Aron sets out the four types of team player that Parker identified  – what they are particularly focussed on and a checklist of behaviours associated with each.

Collaborator – Focussed on the GOAL

  1. Helps the team establish long-term goals and clarify its current objective.
  2. Helps the team see how its work fits into the total organisation.
  3. Regularly reminds the team of the need to revisit their goals and action plans.
  4. Encourages the team to establish plans with milestones and assignments.
  5. Pitches in to help out other team members who need assistance.
  6. Works hard to achieve team goals and to complete the tasks even if they don’t agree.
  7. Does not gossip about other team members.
  8. Often works outside their defined role to help the team achieve its goals.
  9. Is flexible and open to new ideas or data that may alter team goals.
  10. Is willing to share the limelight with other team members.

Contributor – Focussed on the TASK

  1. Freely shares all relevant information and opinions with other team members
  2. Helps the team use its time and resources
  3. Pushes the team to set high standards and to achieve top level results.
  4. Completes all team assignments necessary for completion of team tasks.
  5. Accepts responsibility for all actions as a team member.
  6. Completes all work in their job and all other tasks not related to the team.
  7. Provides the team with clear and useful presentations at team meetings.
  8. Provides training for other team members and serves as mentor for new members.
  9. Has a clear set of priorities.

Communicator – Focussed on the PROCESS

  1. Steps in to resolve process problems such as conflict or lack of involvement.
  2. Listens attentively, while withholding judgement, to all viewpoints.
  3. Helps the team relax and have fun by joking, laughing an discussing personal interests.
  4. Recognises and praises other team members for their efforts.
  5. Communicates enthusiasm and sense of urgency about the team’s work.
  6. Periodically summarises the status of a discussion or proposes a possible consensus.
  7. Encourages other team members to participate in the discussions and decisions.
  8. Helps the people on the team to get to know each other and to know what they can do.
  9. Gives feedback to other team members that is descriptive, specific and helpful.
  10. Receives feedback from other team members without becoming defensive.

Challenger – Focussed on the QUESTION

  1. Candidly shares views about the work of the team.
  2. Is willing to disagree openly with the leadership of the team.
  3. Often raises questions about the team’s goals.
  4. Pushes the team to set high ethical standards for work.
  5. Speaks out even when their views are contrary to the majority.
  6. Asks why? and how? and other relevant questions at team meetings.
  7. Sometimes is accused of not being a team player because they have a different opinion.
  8. Challenges the team to take well-conceived risks.
  9. Is honest in reporting team progress and stating problems facing the team.
  10. Will back off when views are not accepted and will support a legitimate team consensus.

Parker’s work is a very useful framework you can draw on when you have responsibility for a team.

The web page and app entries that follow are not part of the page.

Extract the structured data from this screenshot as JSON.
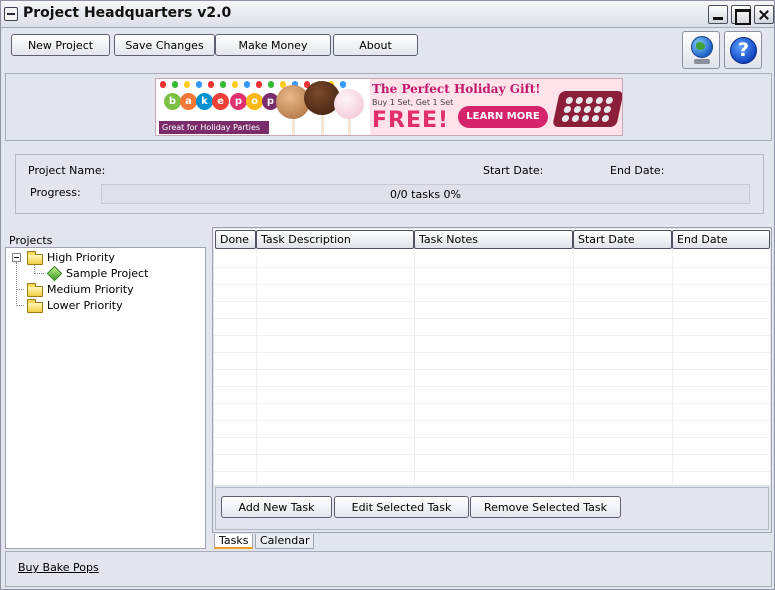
{
  "window": {
    "title": "Project Headquarters v2.0"
  },
  "toolbar": {
    "new_project": "New Project",
    "save_changes": "Save Changes",
    "make_money": "Make Money",
    "about": "About",
    "help_glyph": "?"
  },
  "banner": {
    "logo_letters": [
      "b",
      "a",
      "k",
      "e",
      "p",
      "o",
      "p"
    ],
    "tagline": "Great for Holiday Parties",
    "headline": "The Perfect Holiday Gift!",
    "subline": "Buy 1 Set, Get 1 Set",
    "free": "FREE!",
    "cta": "LEARN MORE",
    "colors": {
      "pink": "#e0306e",
      "magenta": "#c2186c",
      "purple": "#7a2c6a",
      "tray": "#8b1f3a"
    }
  },
  "project_info": {
    "name_label": "Project Name:",
    "start_label": "Start Date:",
    "end_label": "End Date:",
    "progress_label": "Progress:",
    "progress_text": "0/0 tasks  0%",
    "progress_fraction": 0
  },
  "projects": {
    "label": "Projects",
    "nodes": [
      {
        "label": "High Priority",
        "icon": "folder-icon",
        "expanded": true
      },
      {
        "label": "Sample Project",
        "icon": "project-leaf-icon"
      },
      {
        "label": "Medium Priority",
        "icon": "folder-icon"
      },
      {
        "label": "Lower Priority",
        "icon": "folder-icon"
      }
    ]
  },
  "tasks": {
    "columns": [
      "Done",
      "Task Description",
      "Task Notes",
      "Start Date",
      "End Date"
    ],
    "rows": [],
    "add_button": "Add New Task",
    "edit_button": "Edit Selected Task",
    "remove_button": "Remove Selected Task"
  },
  "tabs": [
    {
      "label": "Tasks",
      "active": true
    },
    {
      "label": "Calendar",
      "active": false
    }
  ],
  "statusbar": {
    "link": "Buy Bake Pops"
  },
  "icons": {
    "globe": "globe-icon",
    "help": "help-icon",
    "system_menu": "system-menu-icon"
  }
}
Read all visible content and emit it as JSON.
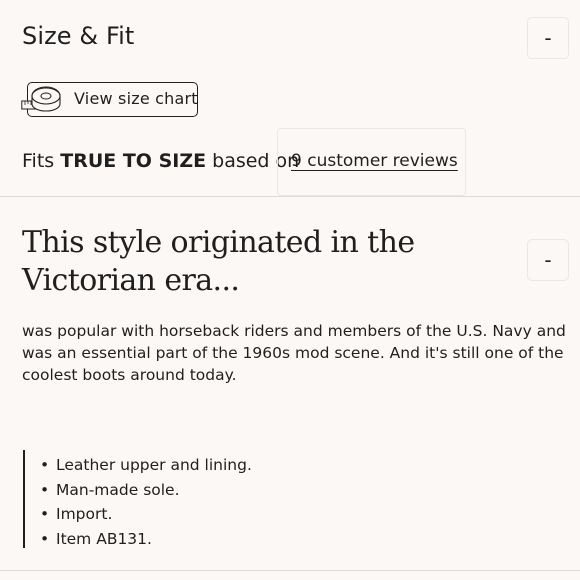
{
  "size_fit": {
    "title": "Size & Fit",
    "collapse_label": "-",
    "size_chart_label": "View size chart",
    "icon": "measuring-tape-icon",
    "fits_prefix": "Fits",
    "fits_value": "TRUE TO SIZE",
    "fits_suffix": "based on",
    "reviews_link": "9 customer reviews"
  },
  "style": {
    "heading": "This style originated in the Victorian era...",
    "collapse_label": "-",
    "description": "was popular with horseback riders and members of the U.S. Navy and was an essential part of the 1960s mod scene. And it's still one of the coolest boots around today.",
    "features": [
      "Leather upper and lining.",
      "Man-made sole.",
      "Import.",
      "Item AB131."
    ]
  }
}
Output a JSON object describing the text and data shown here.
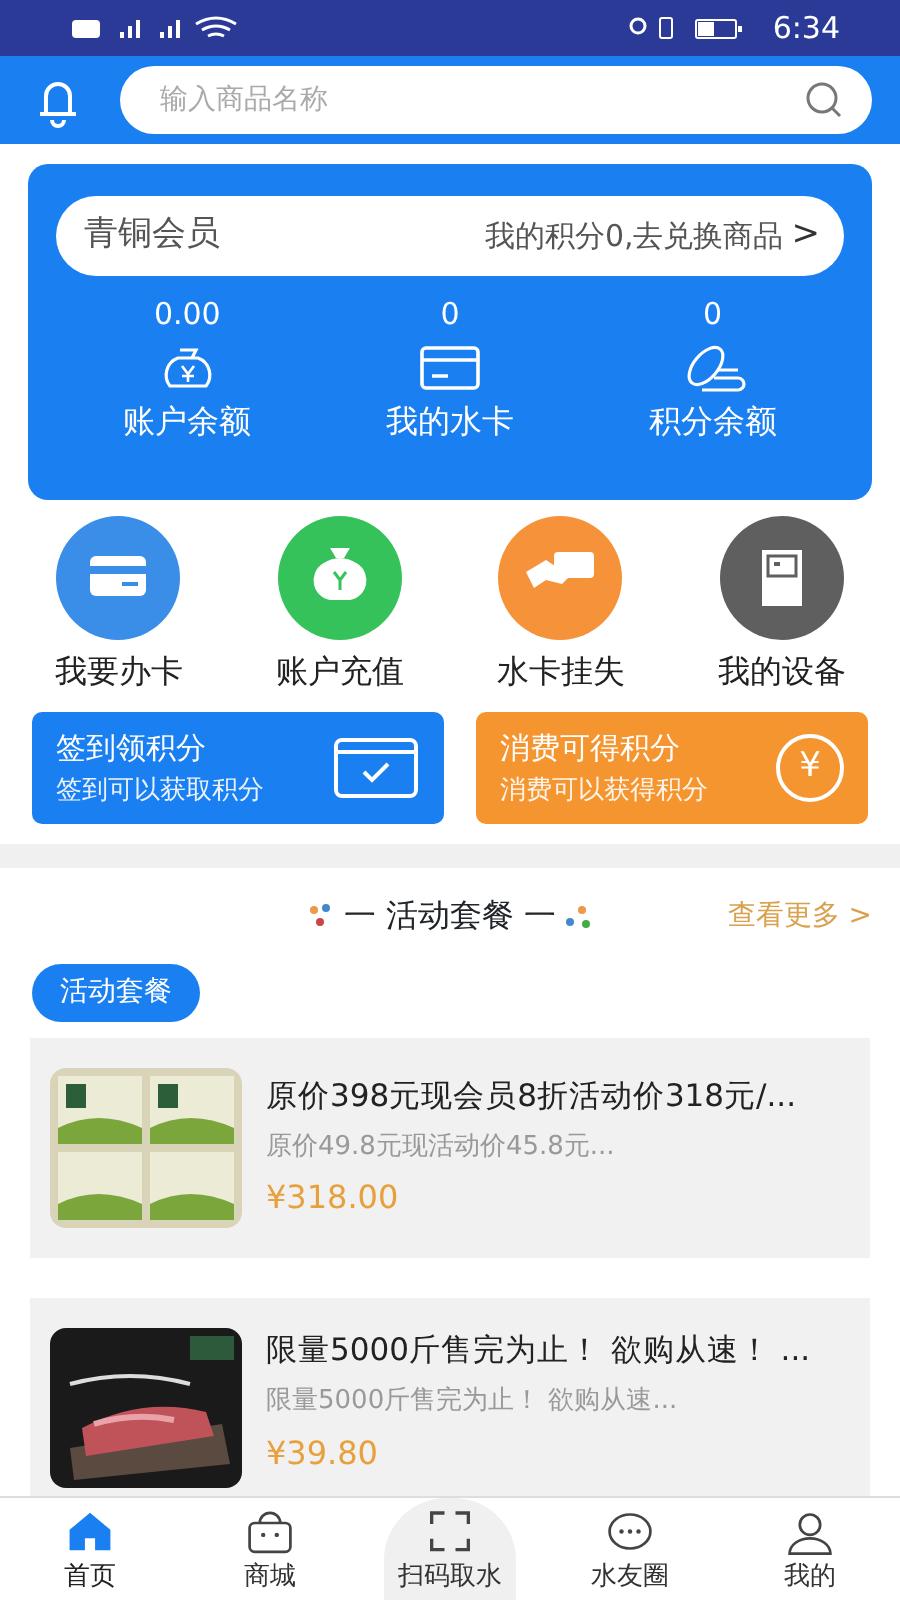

You can use the player types, and the attributes Parker relates to effectiveness, to understand your own team dynamics and what drives individual behaviours within the group. The insight it gives you allows you to consider what you can do to have a positive impact on the team’s functioning and performance.


  1. Brenda, Aron. Characteristics of an Effective Team,  Seattle Central College, 2016.
  2. Parker, Glenn. Team Players and Teamwork: The New Competitive Business Strategy; San Francisco: Jossey-Bass Inc., Publishers, 1990, pp.33 61-87.